The Lantern Writers hold an annual showcase of new writing from semi-professional and amateur writers, at various stages of development. It is held over three night and the second night of new writing definitely stood up to the showcases’ name ‘Boss New Plays’.
The first of the four pieces was ‘It’s Not The Coughing That Carries You Off’, written by Mark Murphy. This is a comedy play, that uses a doctor’s surgery to bring comedy into everyday life. We’ve all been in a waiting room and overheard half of a phone conversation that could easily been misconstrued; or had that person next to us that can’t sit quietly for their turn and Murphy takes us to these moments and allows us to see the comedy in them. It is cleverly written and takes you on a rollercoaster of emotions throughout the half-hour that we got to see. It would be intriguing to see the play in its entirety as I’m not sure it would be able to keep its momentum in the current format.
It was cast well with each of them seeming to be the right person for the roles and the direction from Peter Sebastian definitely transported us right there to that exact waiting room with the people around us.
The second offering of the night was ‘There’s a Man on a Mountain’ by Jamie McLoughlin. I think this may have been my favourite of the evening. The writing was so clever, transporting us to a mountain range in Asia in the 1920s. After a tough climb in adverse conditions, The Visitor (Lew Freeburn) reaches the cave he’s heard about in myths and legends of the local villagers. The Man (James Dorman) greets him and invites him to settle in and offload his problems. They come to an arrangement, then an argument breaks out. The writing is thought out, and leaves us on the edge of our seats for the whole piece; what was the myth that The Visitor heard? Who is The Man? How did he end up on the mountain? And it leaves us guessing throughout. Freeburn and Dorman bounced off each other and definitely left me wanting more, although I’m not sure who I wanted to hear more about the most! Directed by Zara Marie Brown, the whole team behind this piece need applauding and I look forward to keeping an eye out for this in the future.
After the interval, we had ‘Town Hall Tantrums’ from Peter Edmondson. What seemed to start out as a satirical comedy, ended up as more of a fantasy piece, although I’m not fully sure how we got there. We started in the council where they were deciding which company to use to build the new city centre housing on the old park, then we are taken to the park where we meet Errol and Jimmy who meet the Mole of Edge Hill, who died in the 1800s. The use of the same cast in the two scenes was very clever, it just felt a bit jarring and unclear as to how we got from one scene to the other.
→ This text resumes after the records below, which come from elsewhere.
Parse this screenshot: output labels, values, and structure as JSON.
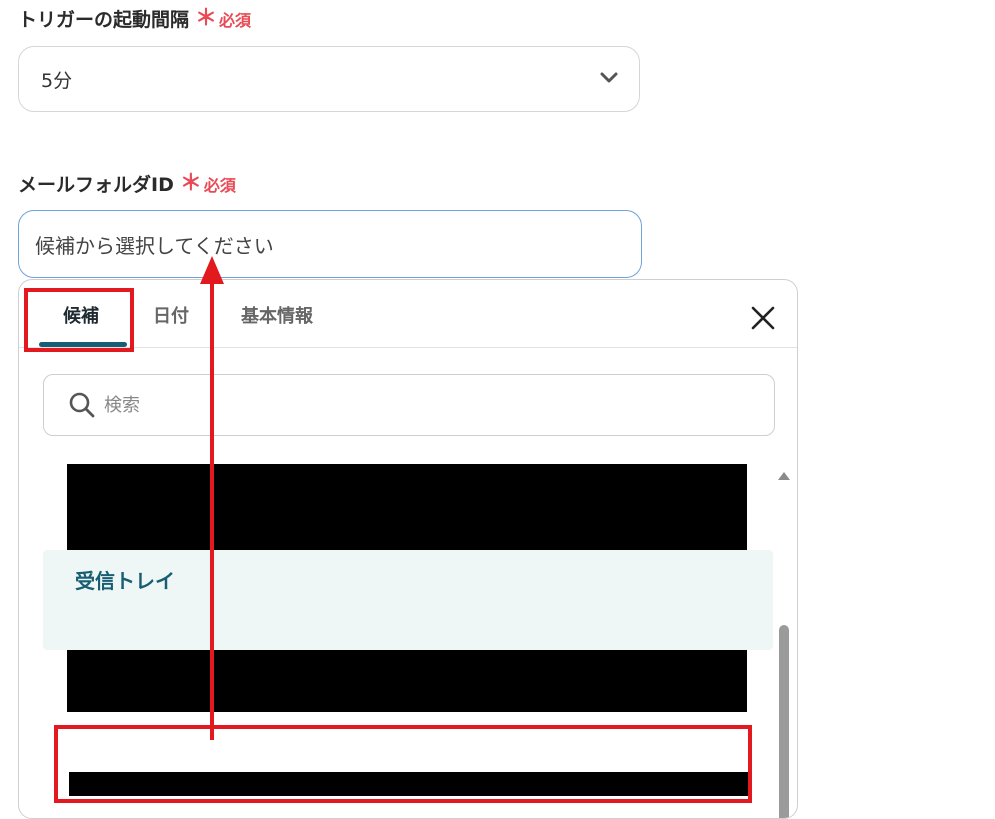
{
  "trigger": {
    "label": "トリガーの起動間隔",
    "required_mark": "＊",
    "required_text": "必須",
    "selected_value": "5分"
  },
  "folder": {
    "label": "メールフォルダID",
    "required_mark": "＊",
    "required_text": "必須",
    "placeholder": "候補から選択してください"
  },
  "panel": {
    "tabs": [
      {
        "label": "候補"
      },
      {
        "label": "日付"
      },
      {
        "label": "基本情報"
      }
    ],
    "search_placeholder": "検索",
    "selected_item_title": "受信トレイ"
  },
  "colors": {
    "accent": "#175e74",
    "required": "#e94a55",
    "highlight": "#e2191f",
    "selected_bg": "#eef7f6"
  }
}
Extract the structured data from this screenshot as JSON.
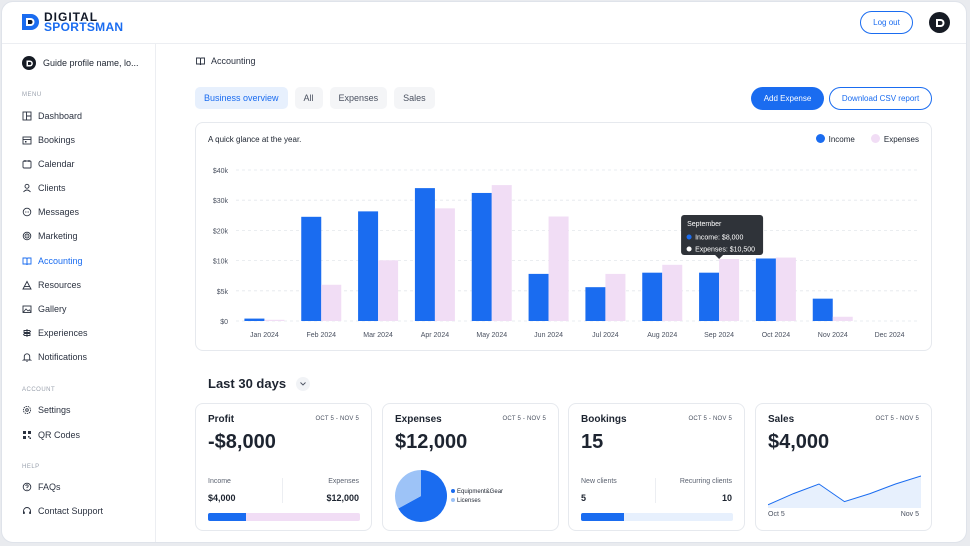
{
  "brand": {
    "line1": "DIGITAL",
    "line2": "SPORTSMAN"
  },
  "header": {
    "logout_label": "Log out"
  },
  "sidebar": {
    "profile_name": "Guide profile name, lo...",
    "menu_label": "MENU",
    "menu": [
      {
        "label": "Dashboard",
        "icon": "dashboard-icon"
      },
      {
        "label": "Bookings",
        "icon": "bookings-icon"
      },
      {
        "label": "Calendar",
        "icon": "calendar-icon"
      },
      {
        "label": "Clients",
        "icon": "clients-icon"
      },
      {
        "label": "Messages",
        "icon": "messages-icon"
      },
      {
        "label": "Marketing",
        "icon": "marketing-icon"
      },
      {
        "label": "Accounting",
        "icon": "accounting-icon",
        "active": true
      },
      {
        "label": "Resources",
        "icon": "resources-icon"
      },
      {
        "label": "Gallery",
        "icon": "gallery-icon"
      },
      {
        "label": "Experiences",
        "icon": "experiences-icon"
      },
      {
        "label": "Notifications",
        "icon": "notifications-icon"
      }
    ],
    "account_label": "ACCOUNT",
    "account": [
      {
        "label": "Settings",
        "icon": "settings-icon"
      },
      {
        "label": "QR Codes",
        "icon": "qr-code-icon"
      }
    ],
    "help_label": "HELP",
    "help": [
      {
        "label": "FAQs",
        "icon": "help-icon"
      },
      {
        "label": "Contact Support",
        "icon": "headset-icon"
      }
    ]
  },
  "page": {
    "breadcrumb": "Accounting",
    "tabs": [
      {
        "label": "Business overview",
        "active": true
      },
      {
        "label": "All"
      },
      {
        "label": "Expenses"
      },
      {
        "label": "Sales"
      }
    ],
    "add_expense_label": "Add Expense",
    "download_label": "Download CSV report"
  },
  "chart_data": {
    "type": "bar",
    "caption": "A quick glance at the year.",
    "categories": [
      "Jan 2024",
      "Feb 2024",
      "Mar 2024",
      "Apr 2024",
      "May 2024",
      "Jun 2024",
      "Jul 2024",
      "Aug 2024",
      "Sep 2024",
      "Oct 2024",
      "Nov 2024",
      "Dec 2024"
    ],
    "series": [
      {
        "name": "Income",
        "color": "#1a6cf0",
        "values": [
          400,
          24500,
          26300,
          34000,
          32400,
          7800,
          5600,
          8000,
          8000,
          10700,
          3700,
          0
        ]
      },
      {
        "name": "Expenses",
        "color": "#f1ddf5",
        "values": [
          200,
          6000,
          10100,
          27300,
          35000,
          24600,
          7800,
          9300,
          10500,
          11000,
          700,
          0
        ]
      }
    ],
    "yticks": [
      "$0",
      "$5k",
      "$10k",
      "$20k",
      "$30k",
      "$40k"
    ],
    "tick_values": [
      0,
      5000,
      10000,
      20000,
      30000,
      40000
    ],
    "ylim": [
      0,
      40000
    ],
    "grid": true,
    "legend_position": "top-right",
    "tooltip": {
      "category_index": 8,
      "title": "September",
      "line1": "Income: $8,000",
      "line2": "Expenses: $10,500"
    }
  },
  "summary": {
    "title": "Last 30 days",
    "cards": {
      "profit": {
        "title": "Profit",
        "range": "OCT 5 - NOV 5",
        "value": "-$8,000",
        "left_label": "Income",
        "left_value": "$4,000",
        "right_label": "Expenses",
        "right_value": "$12,000",
        "bar_fraction": 0.25
      },
      "expenses": {
        "title": "Expenses",
        "range": "OCT 5 - NOV 5",
        "value": "$12,000",
        "pie": [
          {
            "label": "Equipment&Gear",
            "color": "#1a6cf0",
            "fraction": 0.67
          },
          {
            "label": "Licenses",
            "color": "#9dc3f7",
            "fraction": 0.33
          }
        ]
      },
      "bookings": {
        "title": "Bookings",
        "range": "OCT 5 - NOV 5",
        "value": "15",
        "left_label": "New clients",
        "left_value": "5",
        "right_label": "Recurring clients",
        "right_value": "10",
        "bar_fraction": 0.28
      },
      "sales": {
        "title": "Sales",
        "range": "OCT 5 - NOV 5",
        "value": "$4,000",
        "start_label": "Oct 5",
        "end_label": "Nov 5",
        "trend": [
          0.1,
          0.45,
          0.75,
          0.2,
          0.45,
          0.75,
          1.0
        ]
      }
    }
  }
}
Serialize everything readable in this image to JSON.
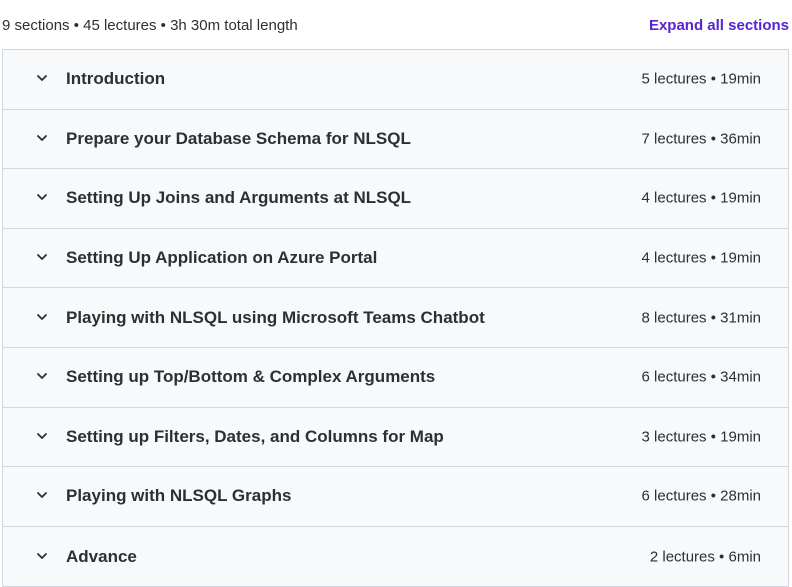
{
  "header": {
    "summary": "9 sections • 45 lectures • 3h 30m total length",
    "expand_all_label": "Expand all sections"
  },
  "sections": [
    {
      "title": "Introduction",
      "meta": "5 lectures • 19min"
    },
    {
      "title": "Prepare your Database Schema for NLSQL",
      "meta": "7 lectures • 36min"
    },
    {
      "title": "Setting Up Joins and Arguments at NLSQL",
      "meta": "4 lectures • 19min"
    },
    {
      "title": "Setting Up Application on Azure Portal",
      "meta": "4 lectures • 19min"
    },
    {
      "title": "Playing with NLSQL using Microsoft Teams Chatbot",
      "meta": "8 lectures • 31min"
    },
    {
      "title": "Setting up Top/Bottom & Complex Arguments",
      "meta": "6 lectures • 34min"
    },
    {
      "title": "Setting up Filters, Dates, and Columns for Map",
      "meta": "3 lectures • 19min"
    },
    {
      "title": "Playing with NLSQL Graphs",
      "meta": "6 lectures • 28min"
    },
    {
      "title": "Advance",
      "meta": "2 lectures • 6min"
    }
  ],
  "icons": {
    "section_toggle": "chevron-down-icon"
  },
  "colors": {
    "accent": "#5624d0",
    "text": "#2d2f31",
    "section_bg": "#f7f9fa",
    "border": "#d1d7dc"
  }
}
With a bit of work and a few changes, this does promise to be a very satirical and thought-provoking play.
We ended the evening with ‘Blue Bra Red Undies’ by Darren Anglesea; which would definitely hit home for a lot of families on Merseyside. We met Dave (Phil Perez) and Trish (Pamela Ashton) who had been married for 27 years, even though Dave is an avid Liverpool FC fan and Trish is all about Everton. Every year on Derby Day they make a bet; Liverpool win and Dave gets some action; Everton win and Trish gets a holiday to a destination of her choosing. We learn how they met, their thoughts on the other and their love of their own team. It’s a funny piece that will ring true throughout Merseyside twice a year! Perez and Ashton worked well together and are definitely believable as a couple who had been together for 27 years, the only slight issue was a sound effect being played at the wrong moment and Perez staying in character to berate the sound desk. This felt like a piece that would definitely be sure to be a sell out to Liverpool crowds and could possibly be adapted for other football-crazy towns and cities, further down the line as well.
The Lantern Writers know how to put on a boss night, and I look forward to keeping an eye out for developed and developing pieces from them in the future.
The four pieces of the evening don’t qualify for a star rating at present, due to their short length, but I know North West End UK will be eagerly anticipating the full-length performances in future.
Reviewer: Jenn McKean
Reviewed: 5th November 2021